A new global study, involving University of New South Wales scientists, has analysed the silk properties of spiders across Oceania, Asia, Europe and the USA to better understand how this natural wonder can be emulated in future biomaterials. The research, published in Science Advances, catalogued the silk gene sequences of 1098 species from 76 families.

“Up until now, there was a pretty good literature set of how spider silk performs,” says Dr Sean Blamires, an evolutionary ecological biologist from UNSW Sydney’s School of Biological, Environmental and Earth Sciences. “But what has been lacking is a way to generalise across spiders and find out what causes specific properties. Is there a link between genes, protein structures and fibres?”

According to Sean, the large data set – collected over five years – allow scientists to create complex models, using machine learning to understand how and why specific silk properties vary between species, and even between individual spiders.

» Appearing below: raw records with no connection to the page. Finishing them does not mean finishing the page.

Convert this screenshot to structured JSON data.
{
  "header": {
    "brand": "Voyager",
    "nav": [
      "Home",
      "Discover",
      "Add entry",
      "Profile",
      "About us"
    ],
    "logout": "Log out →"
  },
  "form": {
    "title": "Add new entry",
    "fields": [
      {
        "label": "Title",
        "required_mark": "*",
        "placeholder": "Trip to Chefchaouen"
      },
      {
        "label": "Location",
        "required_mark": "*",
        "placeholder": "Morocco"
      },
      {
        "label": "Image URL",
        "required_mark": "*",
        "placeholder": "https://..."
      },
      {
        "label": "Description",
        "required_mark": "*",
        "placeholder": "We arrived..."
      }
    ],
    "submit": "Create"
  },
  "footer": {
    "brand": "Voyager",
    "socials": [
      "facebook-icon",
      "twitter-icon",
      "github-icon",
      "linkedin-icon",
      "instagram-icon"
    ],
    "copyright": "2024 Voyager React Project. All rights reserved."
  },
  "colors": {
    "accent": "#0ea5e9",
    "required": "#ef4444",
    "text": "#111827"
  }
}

“Just like the Human Genome project has given researchers the ability to identify specific gene sequence mutations that cause specific diseases, this database gives biologists and material scientists the ability to derive direct genetic causes for the properties of spider silk,” he says.

There are seven types of spider silk, secreted from different glands within a spider. Out of these, dragline silk is the crowning glory. Known for its strength, durability and flexibility, dragline silk has captured scientists’ imagination for decades with its tantalising potential.

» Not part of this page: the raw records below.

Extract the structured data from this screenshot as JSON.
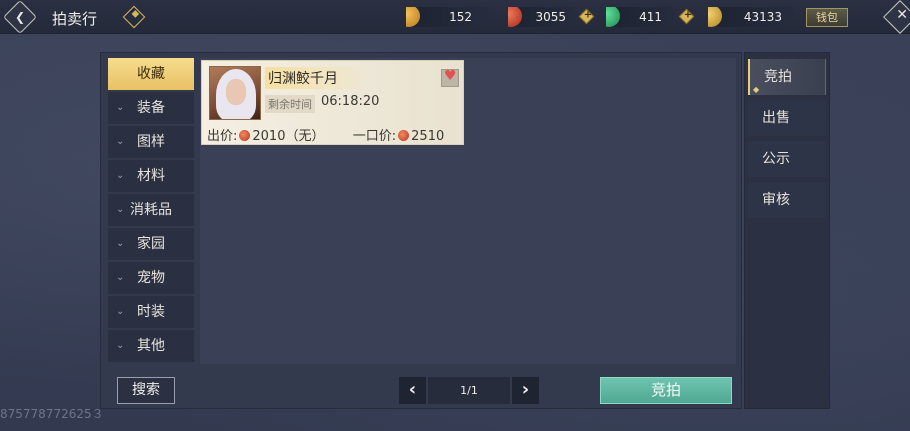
{
  "header": {
    "title": "拍卖行",
    "help_glyph": "◆",
    "currencies": [
      {
        "name": "gold-bag",
        "value": "152",
        "color": "#e8a23a"
      },
      {
        "name": "red-coin",
        "value": "3055",
        "color": "#d24a2f"
      },
      {
        "name": "jade",
        "value": "411",
        "color": "#3fbf7a"
      },
      {
        "name": "feather",
        "value": "43133",
        "color": "#e0b44a"
      }
    ],
    "plus_glyph": "+",
    "wallet_label": "钱包"
  },
  "categories": [
    {
      "label": "收藏",
      "active": true
    },
    {
      "label": "装备"
    },
    {
      "label": "图样"
    },
    {
      "label": "材料"
    },
    {
      "label": "消耗品"
    },
    {
      "label": "家园"
    },
    {
      "label": "宠物"
    },
    {
      "label": "时装"
    },
    {
      "label": "其他"
    }
  ],
  "item": {
    "name": "归渊鲛千月",
    "remain_label": "剩余时间",
    "remain_value": "06:18:20",
    "price_label": "出价:",
    "price_value": "2010（无）",
    "buyout_label": "一口价:",
    "buyout_value": "2510",
    "favorited": true
  },
  "right_tabs": [
    {
      "label": "竞拍",
      "active": true
    },
    {
      "label": "出售"
    },
    {
      "label": "公示"
    },
    {
      "label": "审核"
    }
  ],
  "footer": {
    "search_label": "搜索",
    "page": "1/1",
    "bid_label": "竞拍"
  },
  "uid": "875778772625３",
  "accent": "#e9cd7a",
  "bid_color": "#5bb5a0"
}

Related: The wonderfully diverse world of spider silk

“In a spiderweb, the dragline silk makes up the framework and the radials. It’s also the silk that the spider uses when it drops off a web,” says Sean. “Non-web building spiders might use it to make retreats or use it for signalling with each other, while trapdoor spiders use something very similar.”

In Australia, the dragline silk produced by orb-weaving spiders is so tough that it outperforms Kevlar and steels. It’s tough, but also flexible.

“Most materials are either one or the other,” says Sean.

Image credit: Eric Z/Shutterstock

The study measured the mechanical, thermal, structural and hydration properties of dragline silks.

It’s hoped this research will provide a blueprint for renewable, biodegradable and sustainable biopolymers. Suggested uses for this lightweight material ranges from bulletproof vests, flexible building materials, biodegradable bottles, and even a non-toxic biomaterial in regenerative medicine, that can be used as a scaffold to grow and repair damaged nerves or tissues.

Related: Australian spiders: the 10 most dangerous